  1. Change the script to be executable and run
chmod 777 ingest.sh
./ingest.sh
  1. All data is now ingested into HDFS in compressed Avro format and tables are created in Hive
  2. We can check to confirm that tables exist in in Hive by running
[cloudera@quickstart ~]$ hive -e "show tables;"

I can use the same technique to just define a schema and load to HDFS directly, without creating a Hive table. This is useful if the processing I want to do will not require the Hive Metastore. As an example, I modified the above script to create a set of parquet files in HDFS:

#!/bin/bash
FILES=/home/cloudera/ingest/*.csv
for f in $FILES
do
filename=`basename $f`
name=`echo $f | cut -f1 -d'.'`
 echo "************* Processing $name ********************"
echo "./kite-dataset csv-schema $name.csv --class `basename $name` -o $name.avsc"
 ./kite-dataset csv-schema $name.csv --class `basename $name` -o $name.avsc
echo "./kite-dataset create dataset:hdfs:/user/cloudera/baseball/`basename $name` --schema $name.avsc --format parquet"
 ./kite-dataset create dataset:hdfs:/user/cloudera/baseball/`basename $name` --schema $name.avsc --format parquet
echo "./kite-dataset csv-import $name.csv dataset:hdfs:/user/cloudera/baseball/`basename $name`"
 ./kite-dataset csv-import $name.csv dataset:hdfs:/user/cloudera/baseball/`basename $name`
 echo "************* Processing $name ********************"
done

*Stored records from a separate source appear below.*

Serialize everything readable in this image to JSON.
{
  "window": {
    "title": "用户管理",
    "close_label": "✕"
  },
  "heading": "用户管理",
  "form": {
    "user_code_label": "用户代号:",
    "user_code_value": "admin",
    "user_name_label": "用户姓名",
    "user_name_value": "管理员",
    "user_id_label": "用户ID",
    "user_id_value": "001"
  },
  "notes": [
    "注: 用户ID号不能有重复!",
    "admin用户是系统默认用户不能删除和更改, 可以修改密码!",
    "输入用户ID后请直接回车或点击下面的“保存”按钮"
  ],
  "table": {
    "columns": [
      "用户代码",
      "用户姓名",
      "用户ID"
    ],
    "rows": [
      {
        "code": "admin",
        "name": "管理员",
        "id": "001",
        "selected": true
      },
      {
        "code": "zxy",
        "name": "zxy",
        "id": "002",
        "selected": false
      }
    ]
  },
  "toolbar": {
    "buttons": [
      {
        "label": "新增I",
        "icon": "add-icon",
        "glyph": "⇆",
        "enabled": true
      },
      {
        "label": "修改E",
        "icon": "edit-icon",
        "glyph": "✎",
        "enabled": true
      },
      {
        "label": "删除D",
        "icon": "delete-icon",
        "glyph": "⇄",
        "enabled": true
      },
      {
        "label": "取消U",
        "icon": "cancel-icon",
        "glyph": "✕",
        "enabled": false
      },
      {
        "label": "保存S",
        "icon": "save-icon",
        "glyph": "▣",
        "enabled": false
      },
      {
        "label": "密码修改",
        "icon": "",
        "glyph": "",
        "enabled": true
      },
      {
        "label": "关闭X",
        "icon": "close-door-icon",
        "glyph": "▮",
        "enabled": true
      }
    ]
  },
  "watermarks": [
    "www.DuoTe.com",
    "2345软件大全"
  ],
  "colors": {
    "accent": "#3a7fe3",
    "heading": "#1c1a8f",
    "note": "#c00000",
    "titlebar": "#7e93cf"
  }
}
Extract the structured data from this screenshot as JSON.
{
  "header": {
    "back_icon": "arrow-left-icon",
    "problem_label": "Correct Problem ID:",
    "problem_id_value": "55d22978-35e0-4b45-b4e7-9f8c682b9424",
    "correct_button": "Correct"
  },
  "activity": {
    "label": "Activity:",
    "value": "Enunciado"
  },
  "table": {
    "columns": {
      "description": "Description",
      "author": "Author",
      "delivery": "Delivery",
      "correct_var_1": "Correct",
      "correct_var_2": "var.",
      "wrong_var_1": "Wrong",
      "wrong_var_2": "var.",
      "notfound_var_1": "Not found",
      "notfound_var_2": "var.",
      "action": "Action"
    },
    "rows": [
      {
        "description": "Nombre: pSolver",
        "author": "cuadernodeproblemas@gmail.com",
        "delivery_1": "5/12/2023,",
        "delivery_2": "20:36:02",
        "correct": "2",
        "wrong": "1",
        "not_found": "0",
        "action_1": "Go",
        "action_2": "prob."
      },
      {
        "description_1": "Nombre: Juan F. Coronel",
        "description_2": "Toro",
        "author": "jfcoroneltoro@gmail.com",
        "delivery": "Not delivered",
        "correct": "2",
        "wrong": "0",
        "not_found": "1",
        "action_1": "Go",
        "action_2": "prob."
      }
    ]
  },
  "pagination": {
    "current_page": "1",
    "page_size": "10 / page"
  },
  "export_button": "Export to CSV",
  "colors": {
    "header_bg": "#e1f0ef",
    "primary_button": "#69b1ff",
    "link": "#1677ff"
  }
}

As you can see, using Kite makes the process of ingesting, converting and publishing to Hive easy. A fairly simple ingest engine could be built using the above techniques to monitor files landing to an edge node, and as they are received automatically ingest, convert, partition and publish data to the Hive Metastore and HDFS.